On Vincent van Gogh’s 167th birthday, thieves commemorated the towering artist by stealing one of his works from a Dutch museum.
At about 3:15 am on Monday morning, thieves smashed the glass front doors at the Singer Laren Museum in the Netherlands and took The Parsonage Garden at Nuenen in Spring, the NL Times reports. The burglar alarm was triggered, but by the time the police arrived, the culprits had already made off with the Post-Impressionist’s 1884 work, which was on loan from the Groninger Museum. The Singer Laren had been closed since early March due to the Covid-19 pandemic.
The oil painting was made during a two-year period when Van Gogh was living in Nuenen with his parents in a Dutch Reformed Church parsonage—his father was pastor there. Between 1883 and 1885, the artist documented the changing seasons in a series of paintings of the parsonage garden, and the stolen work was among them. Van Gogh also completed his first major painting, The Potato Eaters (1885), while in Nuenen. Shortly afterwards he decamped to Antwerp, and then again to Paris in 1886.
Though the exact value of The Parsonage Garden is unknown, Van Gogh’s paintings traditionally sell for tens of millions at auction—the artist’s current record is $82.5 million for Portrait of Dr. Gachet (1890). That price made the work the most expensive painting in the world at the time it was sold in 1990.
Of course, this is hardly the first Van Gogh to be stolen: Two paintings were pilfered from the Van Gogh Museum in Amsterdam in 2002, and were not recovered until almost 15 years later in Italy in 2016. Twenty more Van Gogh works were briefly stolen from the same museum in 1991—The Potato Eaters among them—in an incredible inside job that came to an abrupt end moments after it happened. The paintings were recovered just 35 minutes after being stolen when the thieves’s getaway car got a flat tire.

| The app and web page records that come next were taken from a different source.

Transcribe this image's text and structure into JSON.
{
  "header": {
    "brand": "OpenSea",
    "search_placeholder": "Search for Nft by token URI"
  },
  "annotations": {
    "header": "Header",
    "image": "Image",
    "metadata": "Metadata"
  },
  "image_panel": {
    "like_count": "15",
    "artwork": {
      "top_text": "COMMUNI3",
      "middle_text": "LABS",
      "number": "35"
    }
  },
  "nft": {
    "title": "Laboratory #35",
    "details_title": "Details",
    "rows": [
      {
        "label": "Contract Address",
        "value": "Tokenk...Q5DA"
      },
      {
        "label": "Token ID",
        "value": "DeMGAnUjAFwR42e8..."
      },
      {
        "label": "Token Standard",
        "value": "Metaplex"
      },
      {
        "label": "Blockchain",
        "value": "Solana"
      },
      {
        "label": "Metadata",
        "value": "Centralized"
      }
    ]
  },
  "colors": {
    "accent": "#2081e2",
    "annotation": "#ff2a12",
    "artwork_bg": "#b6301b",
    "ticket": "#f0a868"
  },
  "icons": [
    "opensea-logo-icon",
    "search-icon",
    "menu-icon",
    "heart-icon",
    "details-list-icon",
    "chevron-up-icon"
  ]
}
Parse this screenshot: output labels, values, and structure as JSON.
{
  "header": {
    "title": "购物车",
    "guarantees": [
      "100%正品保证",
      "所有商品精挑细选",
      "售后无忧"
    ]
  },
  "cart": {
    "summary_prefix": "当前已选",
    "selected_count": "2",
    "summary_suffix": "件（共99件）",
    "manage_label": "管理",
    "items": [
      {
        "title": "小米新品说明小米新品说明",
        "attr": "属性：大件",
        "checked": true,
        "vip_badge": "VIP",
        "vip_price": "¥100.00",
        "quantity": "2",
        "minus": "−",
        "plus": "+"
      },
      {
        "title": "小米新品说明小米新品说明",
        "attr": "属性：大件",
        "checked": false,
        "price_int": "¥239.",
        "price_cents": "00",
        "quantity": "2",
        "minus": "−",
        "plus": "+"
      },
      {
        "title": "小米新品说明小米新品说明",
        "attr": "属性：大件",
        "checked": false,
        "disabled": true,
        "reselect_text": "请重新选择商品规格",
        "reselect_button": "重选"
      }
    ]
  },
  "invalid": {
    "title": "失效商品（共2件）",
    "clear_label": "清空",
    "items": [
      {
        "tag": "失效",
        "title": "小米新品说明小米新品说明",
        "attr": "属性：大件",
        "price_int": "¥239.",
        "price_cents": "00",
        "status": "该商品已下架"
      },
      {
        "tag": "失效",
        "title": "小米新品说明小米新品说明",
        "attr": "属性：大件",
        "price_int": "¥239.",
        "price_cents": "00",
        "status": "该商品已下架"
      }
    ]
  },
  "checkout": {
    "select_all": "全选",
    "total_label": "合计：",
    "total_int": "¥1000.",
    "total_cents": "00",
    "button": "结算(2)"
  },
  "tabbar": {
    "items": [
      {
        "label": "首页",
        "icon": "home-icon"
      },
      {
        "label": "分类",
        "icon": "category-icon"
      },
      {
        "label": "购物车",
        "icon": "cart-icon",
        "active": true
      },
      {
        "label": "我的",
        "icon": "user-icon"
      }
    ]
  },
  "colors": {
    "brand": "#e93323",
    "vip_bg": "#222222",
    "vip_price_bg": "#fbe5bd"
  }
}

And although this is the Singer Laren’s only Van Gogh work—the museum primarily serves to house the modernist collection of William and Anna Singer—it’s also no stranger to art heists. In 2007, a break-in claimed seven statues from the museum garden, including a bronze cast of Rodin’s The Thinker, which was eventually found, albeit in damaged condition.
The Parsonage Garden, meanwhile, is the only Van Gogh work in the Groninger’s permanent collection. “It is very bad for the Groninger Museum, it is very bad for the Singer, but it is terrible for us all,” Jan Rudolph de Lorm, director of the Singer Laren, said at a press conference yesterday. “Art exists to be seen and shared by us, the community, to enjoy to draw inspiration from and to draw comfort from, especially in these difficult times.” As of press time, the art thieves were still at large.